* **TASK DETAILS**:
Please reproduce the entries exactly, skipping each picture.

Data excerpts
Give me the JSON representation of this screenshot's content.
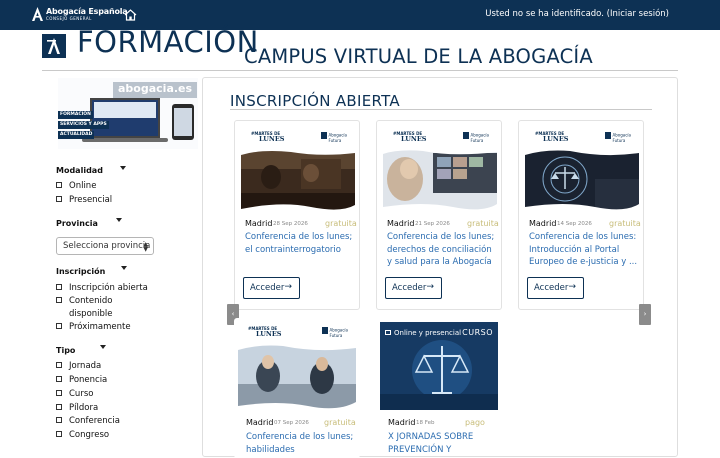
{
  "topbar": {
    "brand_name": "Abogacía Española",
    "brand_sub": "CONSEJO GENERAL",
    "login_text": "Usted no se ha identificado. (Iniciar sesión)"
  },
  "header": {
    "formacion": "FORMACIÓN",
    "campus_title": "CAMPUS VIRTUAL DE LA ABOGACÍA"
  },
  "banner": {
    "site": "abogacia.es",
    "tags": [
      "FORMACIÓN",
      "SERVICIOS Y APPS",
      "ACTUALIDAD"
    ]
  },
  "filters": {
    "modalidad": {
      "title": "Modalidad",
      "options": [
        "Online",
        "Presencial"
      ]
    },
    "provincia": {
      "title": "Provincia",
      "select_value": "Selecciona provincia"
    },
    "inscripcion": {
      "title": "Inscripción",
      "options": [
        "Inscripción abierta",
        "Contenido disponible",
        "Próximamente"
      ]
    },
    "tipo": {
      "title": "Tipo",
      "options": [
        "Jornada",
        "Ponencia",
        "Curso",
        "Píldora",
        "Conferencia",
        "Congreso"
      ]
    }
  },
  "main": {
    "section_title": "INSCRIPCIÓN ABIERTA",
    "prev_icon": "chevron-left-icon",
    "next_icon": "chevron-right-icon",
    "lunes_top": "#MARTES DE",
    "lunes_bottom": "LUNES",
    "af_line1": "Abogacía",
    "af_line2": "Futura",
    "cards": [
      {
        "city": "Madrid",
        "date": "28 Sep 2026",
        "price": "gratuita",
        "title": "Conferencia de los lunes; el contrainterrogatorio",
        "button": "Acceder",
        "arrow": "→"
      },
      {
        "city": "Madrid",
        "date": "21 Sep 2026",
        "price": "gratuita",
        "title": "Conferencia de los lunes; derechos de conciliación y salud para la Abogacía",
        "button": "Acceder",
        "arrow": "→"
      },
      {
        "city": "Madrid",
        "date": "14 Sep 2026",
        "price": "gratuita",
        "title": "Conferencia de los lunes: Introducción al Portal Europeo de e-justicia y ...",
        "button": "Acceder",
        "arrow": "→"
      },
      {
        "city": "Madrid",
        "date": "07 Sep 2026",
        "price": "gratuita",
        "title": "Conferencia de los lunes; habilidades",
        "button": "",
        "arrow": ""
      },
      {
        "city": "Madrid",
        "date": "18 Feb",
        "price": "pago",
        "title": "X JORNADAS SOBRE PREVENCIÓN Y",
        "button": "",
        "arrow": "",
        "badge": "Online y presencial",
        "tag": "CURSO"
      }
    ]
  },
  "colors": {
    "navy": "#0d3154",
    "link": "#2b6cb0",
    "price": "#c8bd7a"
  }
}
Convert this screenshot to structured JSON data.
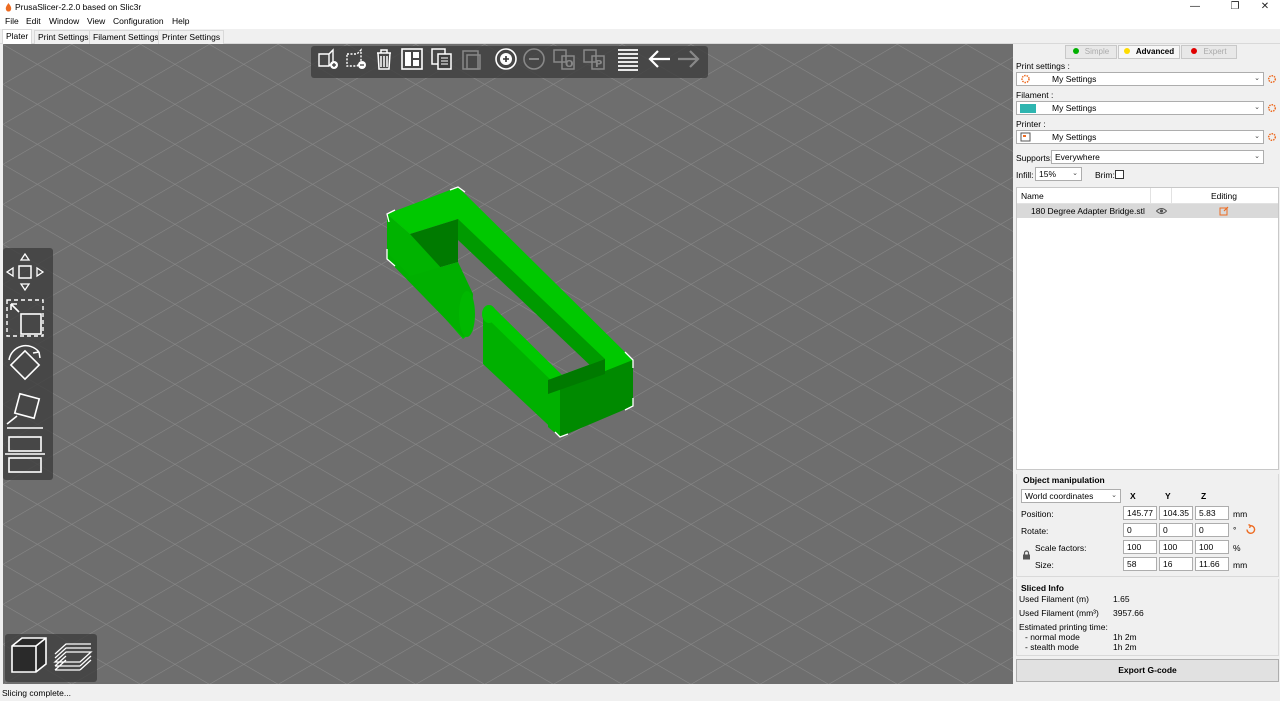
{
  "window": {
    "title": "PrusaSlicer-2.2.0 based on Slic3r",
    "minimize": "—",
    "restore": "❐",
    "close": "✕"
  },
  "menu": [
    "File",
    "Edit",
    "Window",
    "View",
    "Configuration",
    "Help"
  ],
  "tabs": [
    "Plater",
    "Print Settings",
    "Filament Settings",
    "Printer Settings"
  ],
  "top_toolbar_icons": [
    "add-icon",
    "delete-all-icon",
    "delete-icon",
    "arrange-icon",
    "copy-icon",
    "paste-icon",
    "add-instance-icon",
    "remove-instance-icon",
    "split-objects-icon",
    "split-parts-icon",
    "layers-editing-icon",
    "undo-icon",
    "redo-icon"
  ],
  "left_toolbar_icons": [
    "move-icon",
    "scale-icon",
    "rotate-icon",
    "place-on-face-icon",
    "cut-icon"
  ],
  "bottom_toolbar_icons": [
    "3d-view-icon",
    "preview-icon"
  ],
  "status": "Slicing complete...",
  "sidebar": {
    "modes": {
      "simple": "Simple",
      "advanced": "Advanced",
      "expert": "Expert"
    },
    "mode_colors": {
      "simple": "#00b000",
      "advanced": "#ffdc00",
      "expert": "#e00000"
    },
    "print_settings_label": "Print settings :",
    "print_settings_value": "My Settings",
    "filament_label": "Filament :",
    "filament_value": "My Settings",
    "filament_color": "#2eb5b0",
    "printer_label": "Printer :",
    "printer_value": "My Settings",
    "supports_label": "Supports:",
    "supports_value": "Everywhere",
    "infill_label": "Infill:",
    "infill_value": "15%",
    "brim_label": "Brim:",
    "brim_checked": false,
    "object_list": {
      "col_name": "Name",
      "col_editing": "Editing",
      "rows": [
        {
          "name": "180 Degree Adapter Bridge.stl"
        }
      ]
    },
    "object_manipulation": {
      "title": "Object manipulation",
      "coord_system": "World coordinates",
      "x_header": "X",
      "y_header": "Y",
      "z_header": "Z",
      "position_label": "Position:",
      "position": [
        "145.77",
        "104.35",
        "5.83"
      ],
      "position_unit": "mm",
      "rotate_label": "Rotate:",
      "rotate": [
        "0",
        "0",
        "0"
      ],
      "rotate_unit": "°",
      "scale_label": "Scale factors:",
      "scale": [
        "100",
        "100",
        "100"
      ],
      "scale_unit": "%",
      "size_label": "Size:",
      "size": [
        "58",
        "16",
        "11.66"
      ],
      "size_unit": "mm"
    },
    "sliced_info": {
      "title": "Sliced Info",
      "used_filament_m_label": "Used Filament (m)",
      "used_filament_m": "1.65",
      "used_filament_mm3_label": "Used Filament (mm³)",
      "used_filament_mm3": "3957.66",
      "est_time_label": "Estimated printing time:",
      "normal_mode_label": "- normal mode",
      "normal_mode": "1h 2m",
      "stealth_mode_label": "- stealth mode",
      "stealth_mode": "1h 2m"
    },
    "export_button": "Export G-code"
  }
}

* **THE ANSWER**:
Give me the JSON representation of this screenshot's content.
{
  "topbar": {
    "brand_name": "Abogacía Española",
    "brand_sub": "CONSEJO GENERAL",
    "login_text": "Usted no se ha identificado. (Iniciar sesión)"
  },
  "header": {
    "formacion": "FORMACIÓN",
    "campus_title": "CAMPUS VIRTUAL DE LA ABOGACÍA"
  },
  "banner": {
    "site": "abogacia.es",
    "tags": [
      "FORMACIÓN",
      "SERVICIOS Y APPS",
      "ACTUALIDAD"
    ]
  },
  "filters": {
    "modalidad": {
      "title": "Modalidad",
      "options": [
        "Online",
        "Presencial"
      ]
    },
    "provincia": {
      "title": "Provincia",
      "select_value": "Selecciona provincia"
    },
    "inscripcion": {
      "title": "Inscripción",
      "options": [
        "Inscripción abierta",
        "Contenido disponible",
        "Próximamente"
      ]
    },
    "tipo": {
      "title": "Tipo",
      "options": [
        "Jornada",
        "Ponencia",
        "Curso",
        "Píldora",
        "Conferencia",
        "Congreso"
      ]
    }
  },
  "main": {
    "section_title": "INSCRIPCIÓN ABIERTA",
    "prev_icon": "chevron-left-icon",
    "next_icon": "chevron-right-icon",
    "lunes_top": "#MARTES DE",
    "lunes_bottom": "LUNES",
    "af_line1": "Abogacía",
    "af_line2": "Futura",
    "cards": [
      {
        "city": "Madrid",
        "date": "28 Sep 2026",
        "price": "gratuita",
        "title": "Conferencia de los lunes; el contrainterrogatorio",
        "button": "Acceder",
        "arrow": "→"
      },
      {
        "city": "Madrid",
        "date": "21 Sep 2026",
        "price": "gratuita",
        "title": "Conferencia de los lunes; derechos de conciliación y salud para la Abogacía",
        "button": "Acceder",
        "arrow": "→"
      },
      {
        "city": "Madrid",
        "date": "14 Sep 2026",
        "price": "gratuita",
        "title": "Conferencia de los lunes: Introducción al Portal Europeo de e-justicia y ...",
        "button": "Acceder",
        "arrow": "→"
      },
      {
        "city": "Madrid",
        "date": "07 Sep 2026",
        "price": "gratuita",
        "title": "Conferencia de los lunes; habilidades",
        "button": "",
        "arrow": ""
      },
      {
        "city": "Madrid",
        "date": "18 Feb",
        "price": "pago",
        "title": "X JORNADAS SOBRE PREVENCIÓN Y",
        "button": "",
        "arrow": "",
        "badge": "Online y presencial",
        "tag": "CURSO"
      }
    ]
  },
  "colors": {
    "navy": "#0d3154",
    "link": "#2b6cb0",
    "price": "#c8bd7a"
  }
}
Convert this screenshot to structured JSON data.
{
  "window": {
    "title": "PrusaSlicer-2.2.0 based on Slic3r",
    "minimize": "—",
    "restore": "❐",
    "close": "✕"
  },
  "menu": [
    "File",
    "Edit",
    "Window",
    "View",
    "Configuration",
    "Help"
  ],
  "tabs": [
    "Plater",
    "Print Settings",
    "Filament Settings",
    "Printer Settings"
  ],
  "top_toolbar_icons": [
    "add-icon",
    "delete-all-icon",
    "delete-icon",
    "arrange-icon",
    "copy-icon",
    "paste-icon",
    "add-instance-icon",
    "remove-instance-icon",
    "split-objects-icon",
    "split-parts-icon",
    "layers-editing-icon",
    "undo-icon",
    "redo-icon"
  ],
  "left_toolbar_icons": [
    "move-icon",
    "scale-icon",
    "rotate-icon",
    "place-on-face-icon",
    "cut-icon"
  ],
  "bottom_toolbar_icons": [
    "3d-view-icon",
    "preview-icon"
  ],
  "status": "Slicing complete...",
  "sidebar": {
    "modes": {
      "simple": "Simple",
      "advanced": "Advanced",
      "expert": "Expert"
    },
    "mode_colors": {
      "simple": "#00b000",
      "advanced": "#ffdc00",
      "expert": "#e00000"
    },
    "print_settings_label": "Print settings :",
    "print_settings_value": "My Settings",
    "filament_label": "Filament :",
    "filament_value": "My Settings",
    "filament_color": "#2eb5b0",
    "printer_label": "Printer :",
    "printer_value": "My Settings",
    "supports_label": "Supports:",
    "supports_value": "Everywhere",
    "infill_label": "Infill:",
    "infill_value": "15%",
    "brim_label": "Brim:",
    "brim_checked": false,
    "object_list": {
      "col_name": "Name",
      "col_editing": "Editing",
      "rows": [
        {
          "name": "180 Degree Adapter Bridge.stl"
        }
      ]
    },
    "object_manipulation": {
      "title": "Object manipulation",
      "coord_system": "World coordinates",
      "x_header": "X",
      "y_header": "Y",
      "z_header": "Z",
      "position_label": "Position:",
      "position": [
        "145.77",
        "104.35",
        "5.83"
      ],
      "position_unit": "mm",
      "rotate_label": "Rotate:",
      "rotate": [
        "0",
        "0",
        "0"
      ],
      "rotate_unit": "°",
      "scale_label": "Scale factors:",
      "scale": [
        "100",
        "100",
        "100"
      ],
      "scale_unit": "%",
      "size_label": "Size:",
      "size": [
        "58",
        "16",
        "11.66"
      ],
      "size_unit": "mm"
    },
    "sliced_info": {
      "title": "Sliced Info",
      "used_filament_m_label": "Used Filament (m)",
      "used_filament_m": "1.65",
      "used_filament_mm3_label": "Used Filament (mm³)",
      "used_filament_mm3": "3957.66",
      "est_time_label": "Estimated printing time:",
      "normal_mode_label": "- normal mode",
      "normal_mode": "1h 2m",
      "stealth_mode_label": "- stealth mode",
      "stealth_mode": "1h 2m"
    },
    "export_button": "Export G-code"
  }
}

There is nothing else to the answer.